But I have calmed and quieted myself.
I am like a weaned child with its mother.
Like a weaned child, I am content.
As a preacher, I would connect this psalm’s Old Testament (Hebrew Scriptures) example of faith to Jesus’ teaching about spiritual health. Christ told his disciples to respect children and to see them as models for the spiritual life.
Let the little children come to me, and do not hinder them, for the kingdom of heaven belongs to such as these.
Truly I tell you, unless you change and become like little children, you will never enter the kingdom of heaven.Matthew 18 & 19
From the pulpit, I would then acknowledge that there are many opinions on the correct English translation of our verse in Psalm 131, as well as much commentary on exactly what it means. Referring to the New Testament (Christian Scriptures) verses, I would say that the strange term, “kingdom of heaven”, implies a state where life is lived the way its Creator designed it to be lived, under the rule of love, peace and merciful justice.
With that said, I would offer the following meditation on the psalm's image of an older child leaning on its mother.
It seems that the more we mature as followers of Jesus, the less we will be like newborn babies. Newborns are utterly cherished by their moms and dads, as we all are by our divine parent. And yet, both they and we start out being infantile in our egoism,
blind to options and choices,
incapable of taking action,
at the mercy of others and of life’s circumstances,
spending the day either asleep, passively observing, or pitifully screaming until our immediate need is satisfied.
Christian belief, like atheism, rejects the idea that we are sucklings who must invent a mythical Super-Daddy/Mommy to get us though life. But Christianity is based on the good news that we are not alone in the universe, left to our own best devices for living life with meaning.
Christianity teaches that God prioritizes relationship. The bible records many stories of a working partnership between ordinary people and the Ultimate Mystery we call God, a partnership that changes human life for the better. Such personal stories have continued throughout history.
Healthy relationships, even between God and humans, do not foster infantilism. The compelling verse in Psalm 131 implies that as we grow in faith we become not like breast-fed babies, but like a weaned child,
independent enough to explore life,
tasting different kinds of food,
testing our muscles in risky adventures,
doing our assigned chores even when we don’t feel like it,
braving encounters with strangers,
learning to say we’re sorry and learning to forgive,strong enough to stand on our own two feet, to fall and still get up again,
waving goodbye when we’re left at school, knowing Love will be waiting for us at the end of the day,aware that all good that we see, and all good that we are, is given by God, our parent, without whom we wouldn’t exist at all.
Unlike the maturity of independence from human parents, spiritual maturity includes depending on an eternal God (Elohim, Allah) beyond our understanding.
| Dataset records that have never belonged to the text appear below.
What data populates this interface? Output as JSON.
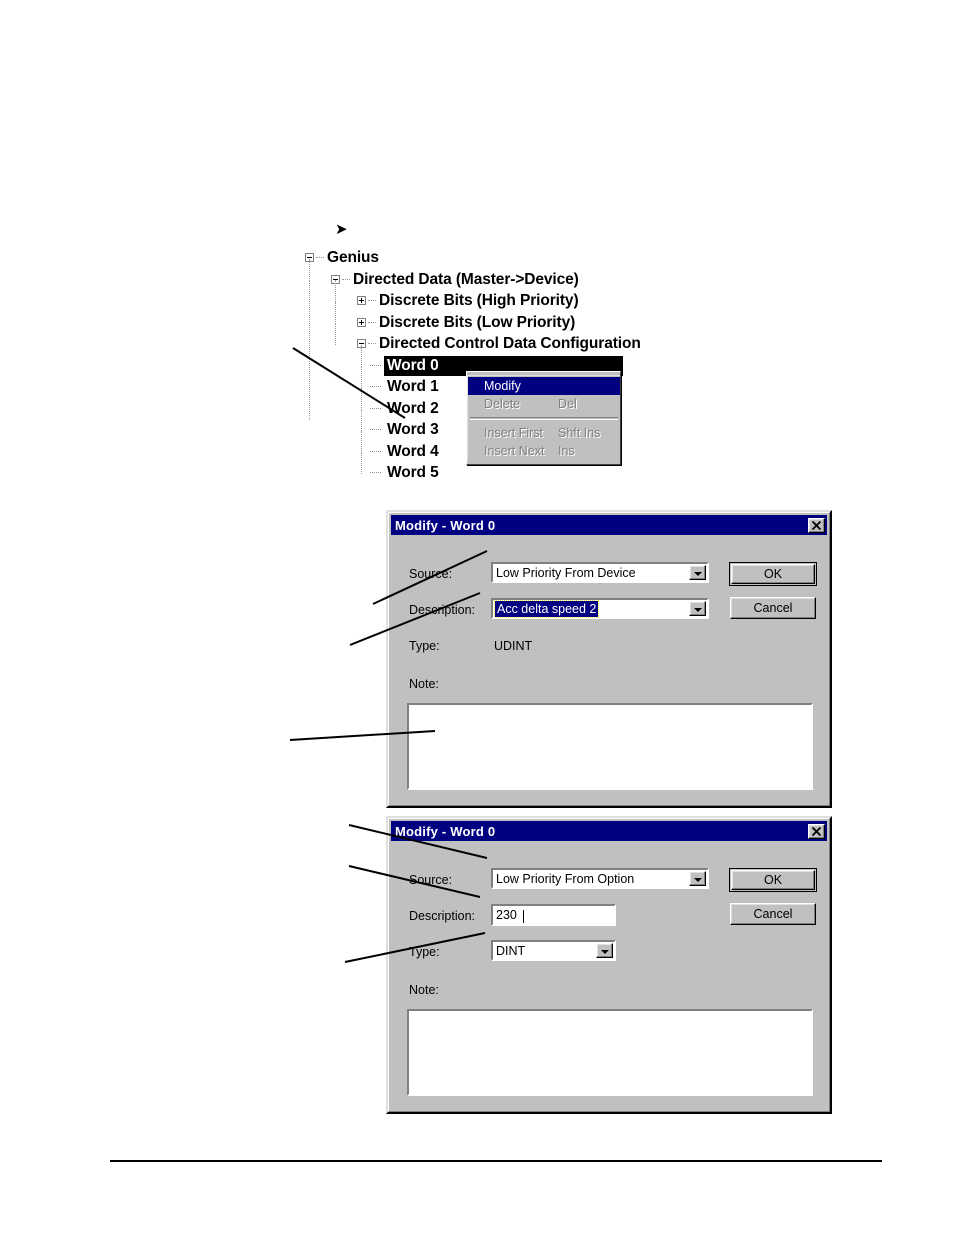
{
  "tree": {
    "bullet": "➤",
    "nodes": [
      {
        "label": "Genius",
        "indent": 0,
        "toggle": "minus"
      },
      {
        "label": "Directed Data (Master->Device)",
        "indent": 1,
        "toggle": "minus"
      },
      {
        "label": "Discrete Bits (High Priority)",
        "indent": 2,
        "toggle": "plus"
      },
      {
        "label": "Discrete Bits (Low Priority)",
        "indent": 2,
        "toggle": "plus"
      },
      {
        "label": "Directed Control Data Configuration",
        "indent": 2,
        "toggle": "minus"
      },
      {
        "label": "Word 0",
        "indent": 3,
        "toggle": "leaf",
        "selected": true
      },
      {
        "label": "Word 1",
        "indent": 3,
        "toggle": "leaf"
      },
      {
        "label": "Word 2",
        "indent": 3,
        "toggle": "leaf"
      },
      {
        "label": "Word 3",
        "indent": 3,
        "toggle": "leaf"
      },
      {
        "label": "Word 4",
        "indent": 3,
        "toggle": "leaf"
      },
      {
        "label": "Word 5",
        "indent": 3,
        "toggle": "leaf"
      }
    ]
  },
  "context_menu": {
    "items": [
      {
        "label": "Modify",
        "accel": "",
        "state": "highlighted",
        "mnemonic": "M"
      },
      {
        "label": "Delete",
        "accel": "Del",
        "state": "disabled",
        "mnemonic": "D"
      },
      {
        "separator": true
      },
      {
        "label": "Insert First",
        "accel": "Shft Ins",
        "state": "disabled",
        "mnemonic": "F"
      },
      {
        "label": "Insert Next",
        "accel": "Ins",
        "state": "disabled",
        "mnemonic": "x"
      }
    ]
  },
  "dialog1": {
    "title": "Modify - Word 0",
    "close_label": "close-icon",
    "source_label": "Source:",
    "source_value": "Low Priority From Device",
    "description_label": "Description:",
    "description_value": "Acc delta speed 2",
    "type_label": "Type:",
    "type_value": "UDINT",
    "note_label": "Note:",
    "note_value": "",
    "ok_label": "OK",
    "cancel_label": "Cancel"
  },
  "dialog2": {
    "title": "Modify - Word 0",
    "close_label": "close-icon",
    "source_label": "Source:",
    "source_value": "Low Priority From Option",
    "description_label": "Description:",
    "description_value": "230",
    "type_label": "Type:",
    "type_value": "DINT",
    "note_label": "Note:",
    "note_value": "",
    "ok_label": "OK",
    "cancel_label": "Cancel"
  },
  "colors": {
    "titlebar": "#000080",
    "dialog_face": "#c0c0c0",
    "selection": "#000080",
    "tree_selection": "#000000",
    "disabled_text": "#808080"
  }
}
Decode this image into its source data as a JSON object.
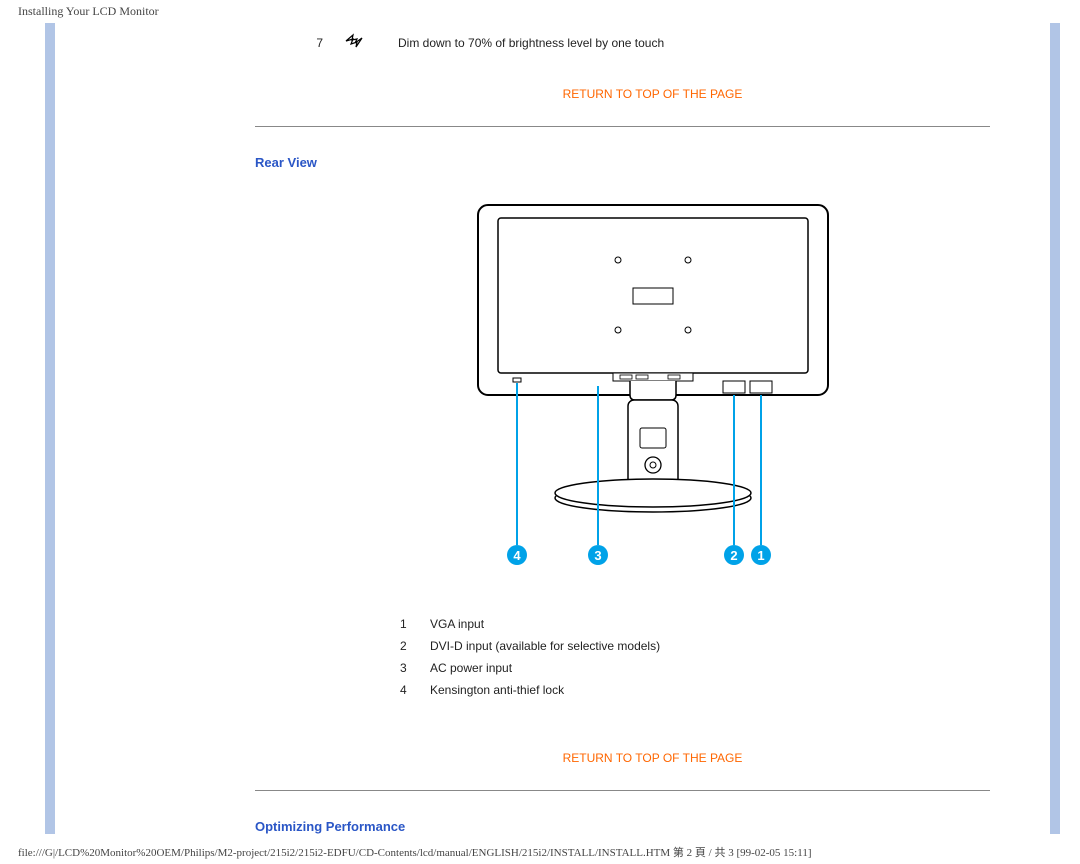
{
  "header": {
    "title": "Installing Your LCD Monitor"
  },
  "feature_row": {
    "number": "7",
    "description": "Dim down to 70% of brightness level by one touch"
  },
  "links": {
    "return_top_1": "RETURN TO TOP OF THE PAGE",
    "return_top_2": "RETURN TO TOP OF THE PAGE"
  },
  "sections": {
    "rear_view": "Rear View",
    "optimizing_performance": "Optimizing Performance"
  },
  "rear_connectors": [
    {
      "num": "1",
      "label": "VGA input"
    },
    {
      "num": "2",
      "label": "DVI-D input (available for selective models)"
    },
    {
      "num": "3",
      "label": "AC power input"
    },
    {
      "num": "4",
      "label": "Kensington anti-thief lock"
    }
  ],
  "callouts": [
    "4",
    "3",
    "2",
    "1"
  ],
  "footer": {
    "path": "file:///G|/LCD%20Monitor%20OEM/Philips/M2-project/215i2/215i2-EDFU/CD-Contents/lcd/manual/ENGLISH/215i2/INSTALL/INSTALL.HTM 第 2 頁 / 共 3  [99-02-05 15:11]"
  }
}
No matter how “big” we get, when life knocks us into fear or despair, we can find quietness and rest in the One who birthed us.
“Like a weaned child, I am content.”